Henry VIII and the Black Book

Henry VIII and his Garter Knights
Henry VIII and his Garter Knights

The Black Book (Liber Niger) named because of its black velvet binding, is the earliest surviving register of the Order of the Garter. It was commissioned by Henry VIII who took a strong personal interest in the Order. It was begun in 1534 by Robert Aldrydge, Canon of Windsor and Register of the Order but incorporates material from the first known register, the Registrum ordinis Chartaceum, and continues until 1551.

Written in Latin, it contains the statutes, an account of the foundation of the Order and details of Garter elections and ceremonies.
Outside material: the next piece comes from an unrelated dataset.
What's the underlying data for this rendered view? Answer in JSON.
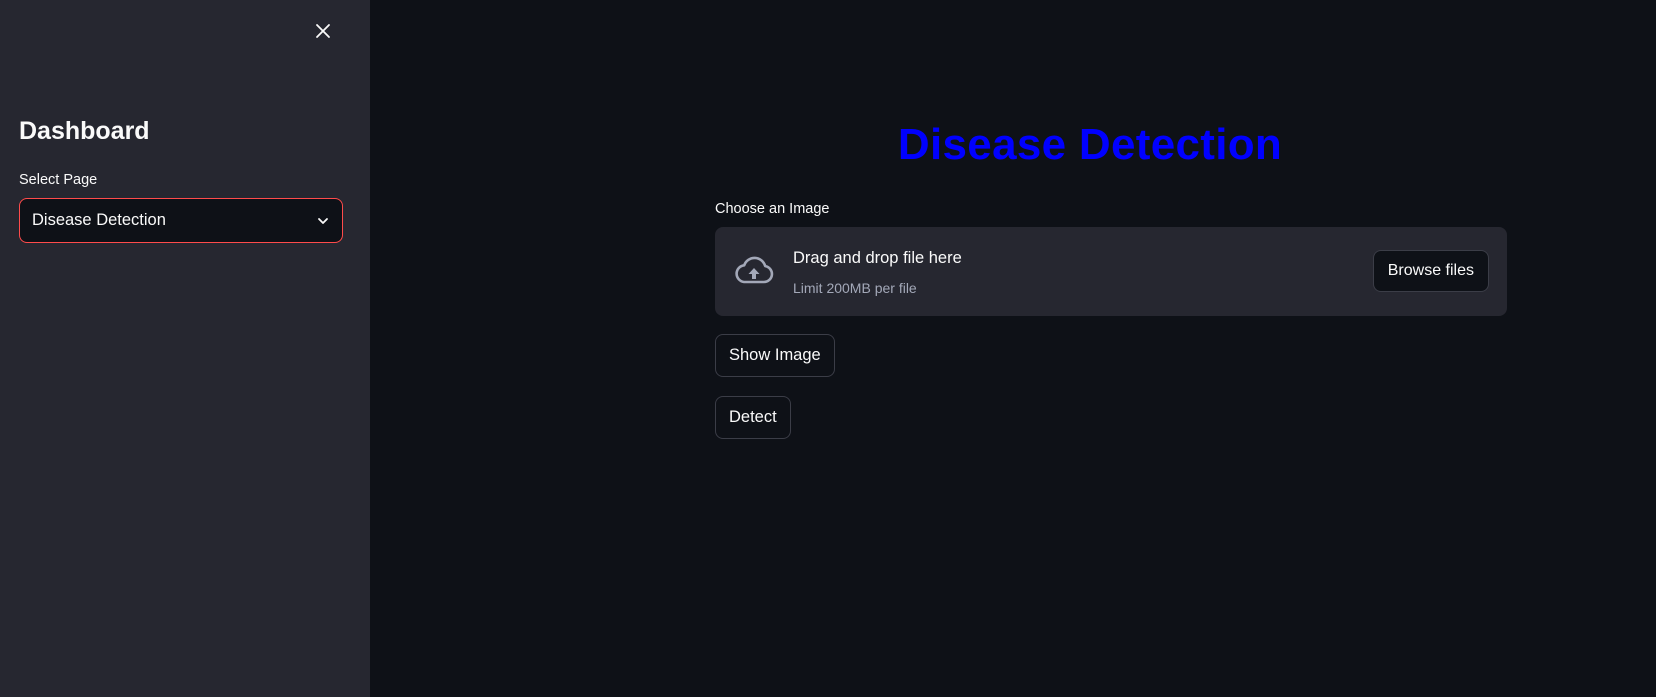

It is richly illuminated, with representations, in decorated initials, of the Founder Edward III and successive sovereigns up to Henry VIII and, as its climax, a central double-page depicting the ceremonies of the Order for the year 1534. These illuminations have been identified as the work of Lucas Hornbolte.

Although it is rare for the Black Book to be publicly displayed outside the Chapter Archives and Library, it was one of the outstanding items at the exhibition in Greenwich 1991 to celebrate the quincentenary of the birth of Henry VIII and will form a central part of the display at ‘Henry VIII: A 500th Anniversary Exhibition’ to be held at Windsor Castle for twelve months from April 2009.

Enid (Assistant Archivist)

The King's Free Chapel. The Chapel of the Most Honourable and Noble Order of the Garter. The Chapel of the College of St George.